- _Component data from apps and pages_
<<<<
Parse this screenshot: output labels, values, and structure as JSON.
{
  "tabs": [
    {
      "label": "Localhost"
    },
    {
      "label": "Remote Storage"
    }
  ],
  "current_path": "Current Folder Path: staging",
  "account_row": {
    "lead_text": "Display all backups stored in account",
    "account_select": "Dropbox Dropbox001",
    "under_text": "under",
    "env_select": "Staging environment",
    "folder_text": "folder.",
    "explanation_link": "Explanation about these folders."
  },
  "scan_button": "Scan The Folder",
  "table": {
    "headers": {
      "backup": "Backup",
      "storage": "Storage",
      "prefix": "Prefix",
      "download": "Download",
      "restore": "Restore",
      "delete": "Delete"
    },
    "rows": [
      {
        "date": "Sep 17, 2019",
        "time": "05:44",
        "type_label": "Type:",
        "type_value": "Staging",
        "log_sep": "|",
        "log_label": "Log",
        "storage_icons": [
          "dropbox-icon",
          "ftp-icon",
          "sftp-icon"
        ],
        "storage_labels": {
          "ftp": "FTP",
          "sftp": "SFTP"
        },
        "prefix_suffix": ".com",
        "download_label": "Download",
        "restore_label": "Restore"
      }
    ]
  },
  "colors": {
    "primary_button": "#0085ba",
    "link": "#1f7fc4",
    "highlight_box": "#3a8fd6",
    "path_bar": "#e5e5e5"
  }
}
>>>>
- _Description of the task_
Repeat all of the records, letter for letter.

- _Result for this task_
Parse this screenshot: output labels, values, and structure as JSON.
{
  "tabs": [
    {
      "label": "Localhost"
    },
    {
      "label": "Remote Storage"
    }
  ],
  "current_path": "Current Folder Path: staging",
  "account_row": {
    "lead_text": "Display all backups stored in account",
    "account_select": "Dropbox Dropbox001",
    "under_text": "under",
    "env_select": "Staging environment",
    "folder_text": "folder.",
    "explanation_link": "Explanation about these folders."
  },
  "scan_button": "Scan The Folder",
  "table": {
    "headers": {
      "backup": "Backup",
      "storage": "Storage",
      "prefix": "Prefix",
      "download": "Download",
      "restore": "Restore",
      "delete": "Delete"
    },
    "rows": [
      {
        "date": "Sep 17, 2019",
        "time": "05:44",
        "type_label": "Type:",
        "type_value": "Staging",
        "log_sep": "|",
        "log_label": "Log",
        "storage_icons": [
          "dropbox-icon",
          "ftp-icon",
          "sftp-icon"
        ],
        "storage_labels": {
          "ftp": "FTP",
          "sftp": "SFTP"
        },
        "prefix_suffix": ".com",
        "download_label": "Download",
        "restore_label": "Restore"
      }
    ]
  },
  "colors": {
    "primary_button": "#0085ba",
    "link": "#1f7fc4",
    "highlight_box": "#3a8fd6",
    "path_bar": "#e5e5e5"
  }
}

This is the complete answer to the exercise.